WHAT YOU HAVE TO DO. Go through the entries below and write each one out exactly.

(Data records for software interfaces)

---------------

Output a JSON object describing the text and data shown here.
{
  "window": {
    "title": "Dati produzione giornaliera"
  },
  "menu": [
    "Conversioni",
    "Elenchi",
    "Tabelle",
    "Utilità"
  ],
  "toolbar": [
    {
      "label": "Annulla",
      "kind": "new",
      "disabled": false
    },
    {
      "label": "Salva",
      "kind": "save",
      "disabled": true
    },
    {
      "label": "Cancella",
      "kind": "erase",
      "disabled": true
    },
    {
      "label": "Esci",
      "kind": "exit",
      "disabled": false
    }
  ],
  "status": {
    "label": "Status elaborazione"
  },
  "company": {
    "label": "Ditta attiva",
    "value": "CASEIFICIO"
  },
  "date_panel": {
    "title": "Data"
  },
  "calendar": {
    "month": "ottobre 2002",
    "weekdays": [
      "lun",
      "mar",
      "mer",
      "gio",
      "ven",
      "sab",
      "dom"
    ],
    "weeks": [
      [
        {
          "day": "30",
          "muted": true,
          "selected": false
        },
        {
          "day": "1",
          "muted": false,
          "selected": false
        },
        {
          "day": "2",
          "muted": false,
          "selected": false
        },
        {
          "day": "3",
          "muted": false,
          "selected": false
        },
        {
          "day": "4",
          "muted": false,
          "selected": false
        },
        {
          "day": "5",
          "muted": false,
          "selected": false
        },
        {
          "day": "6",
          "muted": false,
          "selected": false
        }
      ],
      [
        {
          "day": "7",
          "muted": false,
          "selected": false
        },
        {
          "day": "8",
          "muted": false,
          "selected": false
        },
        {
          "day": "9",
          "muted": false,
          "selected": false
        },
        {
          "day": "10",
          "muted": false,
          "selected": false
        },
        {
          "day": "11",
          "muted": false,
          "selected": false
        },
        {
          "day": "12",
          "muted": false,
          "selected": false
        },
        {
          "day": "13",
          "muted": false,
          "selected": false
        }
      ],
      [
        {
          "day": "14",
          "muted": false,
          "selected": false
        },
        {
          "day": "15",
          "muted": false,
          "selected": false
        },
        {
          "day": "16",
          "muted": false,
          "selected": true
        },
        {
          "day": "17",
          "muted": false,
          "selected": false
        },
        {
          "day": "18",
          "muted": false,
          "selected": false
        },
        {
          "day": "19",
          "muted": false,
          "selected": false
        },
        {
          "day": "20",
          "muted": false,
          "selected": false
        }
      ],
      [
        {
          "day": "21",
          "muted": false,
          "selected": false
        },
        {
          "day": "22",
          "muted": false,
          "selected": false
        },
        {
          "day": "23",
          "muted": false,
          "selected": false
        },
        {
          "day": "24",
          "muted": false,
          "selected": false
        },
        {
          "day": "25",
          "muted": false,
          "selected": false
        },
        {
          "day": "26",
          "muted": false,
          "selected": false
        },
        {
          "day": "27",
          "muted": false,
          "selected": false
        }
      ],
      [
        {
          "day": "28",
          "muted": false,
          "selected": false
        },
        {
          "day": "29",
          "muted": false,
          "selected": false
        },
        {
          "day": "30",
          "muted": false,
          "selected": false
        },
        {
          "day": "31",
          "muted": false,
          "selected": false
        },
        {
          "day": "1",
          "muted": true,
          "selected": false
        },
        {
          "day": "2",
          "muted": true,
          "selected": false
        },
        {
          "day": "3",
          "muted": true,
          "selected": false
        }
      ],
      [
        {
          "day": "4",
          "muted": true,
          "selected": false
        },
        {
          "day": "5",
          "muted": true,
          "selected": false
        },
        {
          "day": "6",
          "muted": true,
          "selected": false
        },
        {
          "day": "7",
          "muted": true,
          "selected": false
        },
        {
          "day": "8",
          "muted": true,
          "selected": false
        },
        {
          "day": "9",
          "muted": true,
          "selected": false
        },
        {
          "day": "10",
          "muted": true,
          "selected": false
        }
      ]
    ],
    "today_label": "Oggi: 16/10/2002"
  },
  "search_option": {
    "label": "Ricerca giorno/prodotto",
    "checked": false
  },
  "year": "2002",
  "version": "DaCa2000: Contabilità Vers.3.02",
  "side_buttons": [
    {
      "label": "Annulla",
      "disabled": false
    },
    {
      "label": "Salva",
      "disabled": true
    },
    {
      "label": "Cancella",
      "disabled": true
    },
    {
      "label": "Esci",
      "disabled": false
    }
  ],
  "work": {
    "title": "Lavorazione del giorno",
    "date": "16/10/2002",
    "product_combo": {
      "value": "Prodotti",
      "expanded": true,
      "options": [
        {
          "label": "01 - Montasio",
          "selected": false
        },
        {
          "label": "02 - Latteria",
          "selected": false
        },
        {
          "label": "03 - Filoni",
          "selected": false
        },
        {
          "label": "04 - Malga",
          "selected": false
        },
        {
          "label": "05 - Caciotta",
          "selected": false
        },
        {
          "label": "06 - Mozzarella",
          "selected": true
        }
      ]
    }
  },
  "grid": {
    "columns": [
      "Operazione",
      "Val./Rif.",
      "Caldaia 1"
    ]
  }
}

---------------

OUTPUT OF THE TASK.
Output a JSON object describing the text and data shown here.
{
  "window": {
    "title": "Dati produzione giornaliera"
  },
  "menu": [
    "Conversioni",
    "Elenchi",
    "Tabelle",
    "Utilità"
  ],
  "toolbar": [
    {
      "label": "Annulla",
      "kind": "new",
      "disabled": false
    },
    {
      "label": "Salva",
      "kind": "save",
      "disabled": true
    },
    {
      "label": "Cancella",
      "kind": "erase",
      "disabled": true
    },
    {
      "label": "Esci",
      "kind": "exit",
      "disabled": false
    }
  ],
  "status": {
    "label": "Status elaborazione"
  },
  "company": {
    "label": "Ditta attiva",
    "value": "CASEIFICIO"
  },
  "date_panel": {
    "title": "Data"
  },
  "calendar": {
    "month": "ottobre 2002",
    "weekdays": [
      "lun",
      "mar",
      "mer",
      "gio",
      "ven",
      "sab",
      "dom"
    ],
    "weeks": [
      [
        {
          "day": "30",
          "muted": true,
          "selected": false
        },
        {
          "day": "1",
          "muted": false,
          "selected": false
        },
        {
          "day": "2",
          "muted": false,
          "selected": false
        },
        {
          "day": "3",
          "muted": false,
          "selected": false
        },
        {
          "day": "4",
          "muted": false,
          "selected": false
        },
        {
          "day": "5",
          "muted": false,
          "selected": false
        },
        {
          "day": "6",
          "muted": false,
          "selected": false
        }
      ],
      [
        {
          "day": "7",
          "muted": false,
          "selected": false
        },
        {
          "day": "8",
          "muted": false,
          "selected": false
        },
        {
          "day": "9",
          "muted": false,
          "selected": false
        },
        {
          "day": "10",
          "muted": false,
          "selected": false
        },
        {
          "day": "11",
          "muted": false,
          "selected": false
        },
        {
          "day": "12",
          "muted": false,
          "selected": false
        },
        {
          "day": "13",
          "muted": false,
          "selected": false
        }
      ],
      [
        {
          "day": "14",
          "muted": false,
          "selected": false
        },
        {
          "day": "15",
          "muted": false,
          "selected": false
        },
        {
          "day": "16",
          "muted": false,
          "selected": true
        },
        {
          "day": "17",
          "muted": false,
          "selected": false
        },
        {
          "day": "18",
          "muted": false,
          "selected": false
        },
        {
          "day": "19",
          "muted": false,
          "selected": false
        },
        {
          "day": "20",
          "muted": false,
          "selected": false
        }
      ],
      [
        {
          "day": "21",
          "muted": false,
          "selected": false
        },
        {
          "day": "22",
          "muted": false,
          "selected": false
        },
        {
          "day": "23",
          "muted": false,
          "selected": false
        },
        {
          "day": "24",
          "muted": false,
          "selected": false
        },
        {
          "day": "25",
          "muted": false,
          "selected": false
        },
        {
          "day": "26",
          "muted": false,
          "selected": false
        },
        {
          "day": "27",
          "muted": false,
          "selected": false
        }
      ],
      [
        {
          "day": "28",
          "muted": false,
          "selected": false
        },
        {
          "day": "29",
          "muted": false,
          "selected": false
        },
        {
          "day": "30",
          "muted": false,
          "selected": false
        },
        {
          "day": "31",
          "muted": false,
          "selected": false
        },
        {
          "day": "1",
          "muted": true,
          "selected": false
        },
        {
          "day": "2",
          "muted": true,
          "selected": false
        },
        {
          "day": "3",
          "muted": true,
          "selected": false
        }
      ],
      [
        {
          "day": "4",
          "muted": true,
          "selected": false
        },
        {
          "day": "5",
          "muted": true,
          "selected": false
        },
        {
          "day": "6",
          "muted": true,
          "selected": false
        },
        {
          "day": "7",
          "muted": true,
          "selected": false
        },
        {
          "day": "8",
          "muted": true,
          "selected": false
        },
        {
          "day": "9",
          "muted": true,
          "selected": false
        },
        {
          "day": "10",
          "muted": true,
          "selected": false
        }
      ]
    ],
    "today_label": "Oggi: 16/10/2002"
  },
  "search_option": {
    "label": "Ricerca giorno/prodotto",
    "checked": false
  },
  "year": "2002",
  "version": "DaCa2000: Contabilità Vers.3.02",
  "side_buttons": [
    {
      "label": "Annulla",
      "disabled": false
    },
    {
      "label": "Salva",
      "disabled": true
    },
    {
      "label": "Cancella",
      "disabled": true
    },
    {
      "label": "Esci",
      "disabled": false
    }
  ],
  "work": {
    "title": "Lavorazione del giorno",
    "date": "16/10/2002",
    "product_combo": {
      "value": "Prodotti",
      "expanded": true,
      "options": [
        {
          "label": "01 - Montasio",
          "selected": false
        },
        {
          "label": "02 - Latteria",
          "selected": false
        },
        {
          "label": "03 - Filoni",
          "selected": false
        },
        {
          "label": "04 - Malga",
          "selected": false
        },
        {
          "label": "05 - Caciotta",
          "selected": false
        },
        {
          "label": "06 - Mozzarella",
          "selected": true
        }
      ]
    }
  },
  "grid": {
    "columns": [
      "Operazione",
      "Val./Rif.",
      "Caldaia 1"
    ]
  }
}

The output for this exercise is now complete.